BRIEF: Filter the data below for the string "answerObj" and copy each matching line.

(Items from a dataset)
# # #
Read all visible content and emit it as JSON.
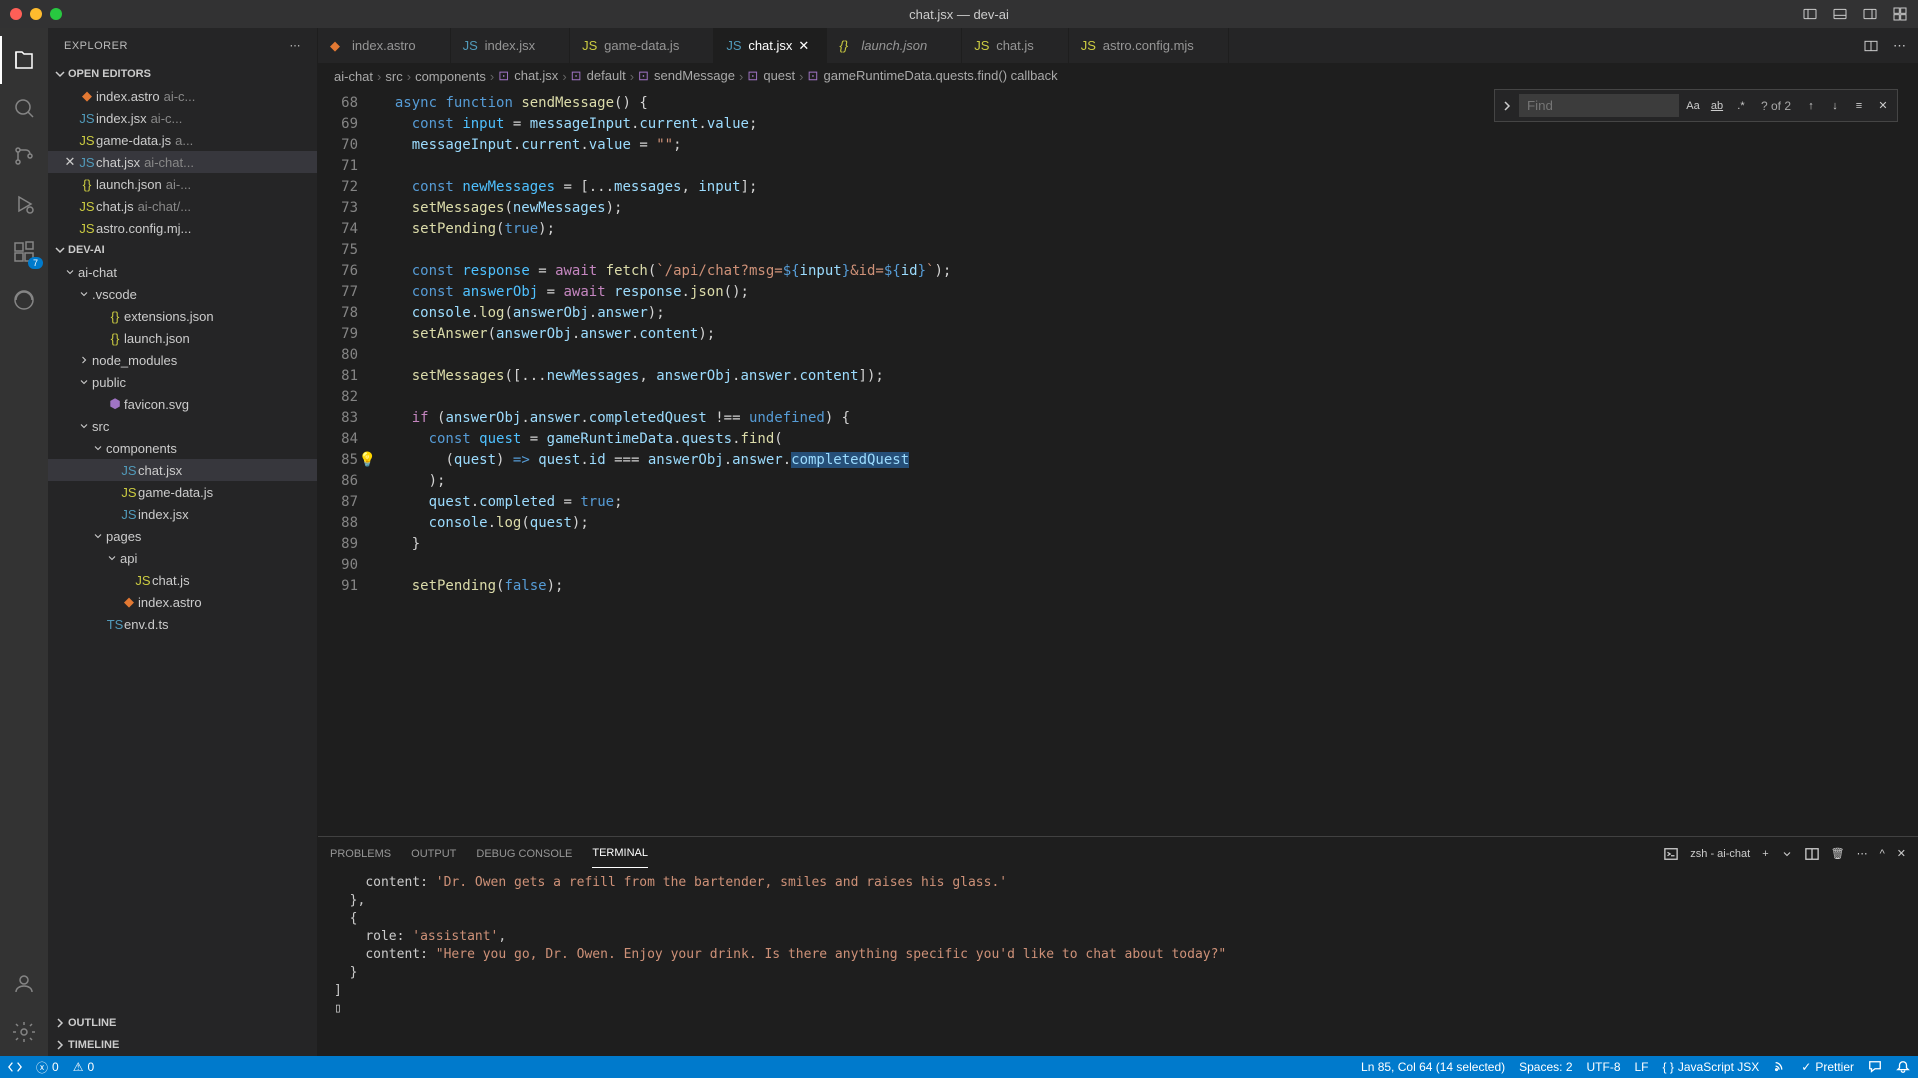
{
  "window": {
    "title": "chat.jsx — dev-ai"
  },
  "sidebar": {
    "title": "EXPLORER",
    "sections": {
      "open_editors": "OPEN EDITORS",
      "root": "DEV-AI",
      "outline": "OUTLINE",
      "timeline": "TIMELINE"
    },
    "open_editors": [
      {
        "name": "index.astro",
        "desc": "ai-c..."
      },
      {
        "name": "index.jsx",
        "desc": "ai-c..."
      },
      {
        "name": "game-data.js",
        "desc": "a..."
      },
      {
        "name": "chat.jsx",
        "desc": "ai-chat..."
      },
      {
        "name": "launch.json",
        "desc": "ai-..."
      },
      {
        "name": "chat.js",
        "desc": "ai-chat/..."
      },
      {
        "name": "astro.config.mj...",
        "desc": ""
      }
    ],
    "tree": [
      {
        "label": "ai-chat",
        "depth": 0,
        "folder": true
      },
      {
        "label": ".vscode",
        "depth": 1,
        "folder": true
      },
      {
        "label": "extensions.json",
        "depth": 2,
        "icon": "{}"
      },
      {
        "label": "launch.json",
        "depth": 2,
        "icon": "{}"
      },
      {
        "label": "node_modules",
        "depth": 1,
        "folder": true,
        "collapsed": true
      },
      {
        "label": "public",
        "depth": 1,
        "folder": true
      },
      {
        "label": "favicon.svg",
        "depth": 2,
        "icon": "svg"
      },
      {
        "label": "src",
        "depth": 1,
        "folder": true
      },
      {
        "label": "components",
        "depth": 2,
        "folder": true
      },
      {
        "label": "chat.jsx",
        "depth": 3,
        "icon": "jsx",
        "active": true
      },
      {
        "label": "game-data.js",
        "depth": 3,
        "icon": "js"
      },
      {
        "label": "index.jsx",
        "depth": 3,
        "icon": "jsx"
      },
      {
        "label": "pages",
        "depth": 2,
        "folder": true
      },
      {
        "label": "api",
        "depth": 3,
        "folder": true
      },
      {
        "label": "chat.js",
        "depth": 4,
        "icon": "js"
      },
      {
        "label": "index.astro",
        "depth": 3,
        "icon": "astro"
      },
      {
        "label": "env.d.ts",
        "depth": 2,
        "icon": "ts"
      }
    ]
  },
  "activity_badge": "7",
  "tabs": [
    {
      "label": "index.astro",
      "icon": "astro"
    },
    {
      "label": "index.jsx",
      "icon": "jsx"
    },
    {
      "label": "game-data.js",
      "icon": "js"
    },
    {
      "label": "chat.jsx",
      "icon": "jsx",
      "active": true
    },
    {
      "label": "launch.json",
      "icon": "{}",
      "italic": true
    },
    {
      "label": "chat.js",
      "icon": "js"
    },
    {
      "label": "astro.config.mjs",
      "icon": "js"
    }
  ],
  "breadcrumb": [
    "ai-chat",
    "src",
    "components",
    "chat.jsx",
    "default",
    "sendMessage",
    "quest",
    "gameRuntimeData.quests.find() callback"
  ],
  "find": {
    "placeholder": "Find",
    "results": "? of 2"
  },
  "code_lines": [
    {
      "n": 68,
      "html": "  <span class='kw'>async</span> <span class='kw'>function</span> <span class='fn'>sendMessage</span><span class='pn'>() {</span>"
    },
    {
      "n": 69,
      "html": "    <span class='kw'>const</span> <span class='const2'>input</span> <span class='pn'>=</span> <span class='var'>messageInput</span><span class='pn'>.</span><span class='prop'>current</span><span class='pn'>.</span><span class='prop'>value</span><span class='pn'>;</span>"
    },
    {
      "n": 70,
      "html": "    <span class='var'>messageInput</span><span class='pn'>.</span><span class='prop'>current</span><span class='pn'>.</span><span class='prop'>value</span> <span class='pn'>=</span> <span class='str'>\"\"</span><span class='pn'>;</span>"
    },
    {
      "n": 71,
      "html": ""
    },
    {
      "n": 72,
      "html": "    <span class='kw'>const</span> <span class='const2'>newMessages</span> <span class='pn'>= [...</span><span class='var'>messages</span><span class='pn'>,</span> <span class='var'>input</span><span class='pn'>];</span>"
    },
    {
      "n": 73,
      "html": "    <span class='fn'>setMessages</span><span class='pn'>(</span><span class='var'>newMessages</span><span class='pn'>);</span>"
    },
    {
      "n": 74,
      "html": "    <span class='fn'>setPending</span><span class='pn'>(</span><span class='kw'>true</span><span class='pn'>);</span>"
    },
    {
      "n": 75,
      "html": ""
    },
    {
      "n": 76,
      "html": "    <span class='kw'>const</span> <span class='const2'>response</span> <span class='pn'>=</span> <span class='kw2'>await</span> <span class='fn'>fetch</span><span class='pn'>(</span><span class='str'>`/api/chat?msg=<span class='kw'>${</span><span class='var'>input</span><span class='kw'>}</span>&id=<span class='kw'>${</span><span class='var'>id</span><span class='kw'>}</span>`</span><span class='pn'>);</span>"
    },
    {
      "n": 77,
      "html": "    <span class='kw'>const</span> <span class='const2'>answerObj</span> <span class='pn'>=</span> <span class='kw2'>await</span> <span class='var'>response</span><span class='pn'>.</span><span class='fn'>json</span><span class='pn'>();</span>"
    },
    {
      "n": 78,
      "html": "    <span class='var'>console</span><span class='pn'>.</span><span class='fn'>log</span><span class='pn'>(</span><span class='var'>answerObj</span><span class='pn'>.</span><span class='prop'>answer</span><span class='pn'>);</span>"
    },
    {
      "n": 79,
      "html": "    <span class='fn'>setAnswer</span><span class='pn'>(</span><span class='var'>answerObj</span><span class='pn'>.</span><span class='prop'>answer</span><span class='pn'>.</span><span class='prop'>content</span><span class='pn'>);</span>"
    },
    {
      "n": 80,
      "html": ""
    },
    {
      "n": 81,
      "html": "    <span class='fn'>setMessages</span><span class='pn'>([...</span><span class='var'>newMessages</span><span class='pn'>,</span> <span class='var'>answerObj</span><span class='pn'>.</span><span class='prop'>answer</span><span class='pn'>.</span><span class='prop'>content</span><span class='pn'>]);</span>"
    },
    {
      "n": 82,
      "html": ""
    },
    {
      "n": 83,
      "html": "    <span class='kw2'>if</span> <span class='pn'>(</span><span class='var'>answerObj</span><span class='pn'>.</span><span class='prop'>answer</span><span class='pn'>.</span><span class='prop'>completedQuest</span> <span class='pn'>!==</span> <span class='kw'>undefined</span><span class='pn'>) {</span>"
    },
    {
      "n": 84,
      "html": "      <span class='kw'>const</span> <span class='const2'>quest</span> <span class='pn'>=</span> <span class='var'>gameRuntimeData</span><span class='pn'>.</span><span class='prop'>quests</span><span class='pn'>.</span><span class='fn'>find</span><span class='pn'>(</span>"
    },
    {
      "n": 85,
      "html": "        <span class='pn'>(</span><span class='var'>quest</span><span class='pn'>)</span> <span class='kw'>=></span> <span class='var'>quest</span><span class='pn'>.</span><span class='prop'>id</span> <span class='pn'>===</span> <span class='var'>answerObj</span><span class='pn'>.</span><span class='prop'>answer</span><span class='pn'>.</span><span class='hl'><span class='prop'>completedQuest</span></span>",
      "bulb": true
    },
    {
      "n": 86,
      "html": "      <span class='pn'>);</span>"
    },
    {
      "n": 87,
      "html": "      <span class='var'>quest</span><span class='pn'>.</span><span class='prop'>completed</span> <span class='pn'>=</span> <span class='kw'>true</span><span class='pn'>;</span>"
    },
    {
      "n": 88,
      "html": "      <span class='var'>console</span><span class='pn'>.</span><span class='fn'>log</span><span class='pn'>(</span><span class='var'>quest</span><span class='pn'>);</span>"
    },
    {
      "n": 89,
      "html": "    <span class='pn'>}</span>"
    },
    {
      "n": 90,
      "html": ""
    },
    {
      "n": 91,
      "html": "    <span class='fn'>setPending</span><span class='pn'>(</span><span class='kw'>false</span><span class='pn'>);</span>"
    }
  ],
  "panel": {
    "tabs": [
      "PROBLEMS",
      "OUTPUT",
      "DEBUG CONSOLE",
      "TERMINAL"
    ],
    "active": 3,
    "terminal_label": "zsh - ai-chat",
    "terminal_lines": [
      "    content: <span class='s'>'Dr. Owen gets a refill from the bartender, smiles and raises his glass.'</span>",
      "  },",
      "  {",
      "    role: <span class='s'>'assistant'</span>,",
      "    content: <span class='s'>\"Here you go, Dr. Owen. Enjoy your drink. Is there anything specific you'd like to chat about today?\"</span>",
      "  }",
      "]",
      "▯"
    ]
  },
  "status": {
    "errors": "0",
    "warnings": "0",
    "cursor": "Ln 85, Col 64 (14 selected)",
    "spaces": "Spaces: 2",
    "encoding": "UTF-8",
    "eol": "LF",
    "lang": "JavaScript JSX",
    "prettier": "Prettier"
  }
}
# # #
TASK RESPONSE:
      "html": "    <span class='kw'>const</span> <span class='const2'>answerObj</span> <span class='pn'>=</span> <span class='kw2'>await</span> <span class='var'>response</span><span class='pn'>.</span><span class='fn'>json</span><span class='pn'>();</span>"
      "html": "    <span class='var'>console</span><span class='pn'>.</span><span class='fn'>log</span><span class='pn'>(</span><span class='var'>answerObj</span><span class='pn'>.</span><span class='prop'>answer</span><span class='pn'>);</span>"
      "html": "    <span class='fn'>setAnswer</span><span class='pn'>(</span><span class='var'>answerObj</span><span class='pn'>.</span><span class='prop'>answer</span><span class='pn'>.</span><span class='prop'>content</span><span class='pn'>);</span>"
      "html": "    <span class='fn'>setMessages</span><span class='pn'>([...</span><span class='var'>newMessages</span><span class='pn'>,</span> <span class='var'>answerObj</span><span class='pn'>.</span><span class='prop'>answer</span><span class='pn'>.</span><span class='prop'>content</span><span class='pn'>]);</span>"
      "html": "    <span class='kw2'>if</span> <span class='pn'>(</span><span class='var'>answerObj</span><span class='pn'>.</span><span class='prop'>answer</span><span class='pn'>.</span><span class='prop'>completedQuest</span> <span class='pn'>!==</span> <span class='kw'>undefined</span><span class='pn'>) {</span>"
      "html": "        <span class='pn'>(</span><span class='var'>quest</span><span class='pn'>)</span> <span class='kw'>=></span> <span class='var'>quest</span><span class='pn'>.</span><span class='prop'>id</span> <span class='pn'>===</span> <span class='var'>answerObj</span><span class='pn'>.</span><span class='prop'>answer</span><span class='pn'>.</span><span class='hl'><span class='prop'>completedQuest</span></span>",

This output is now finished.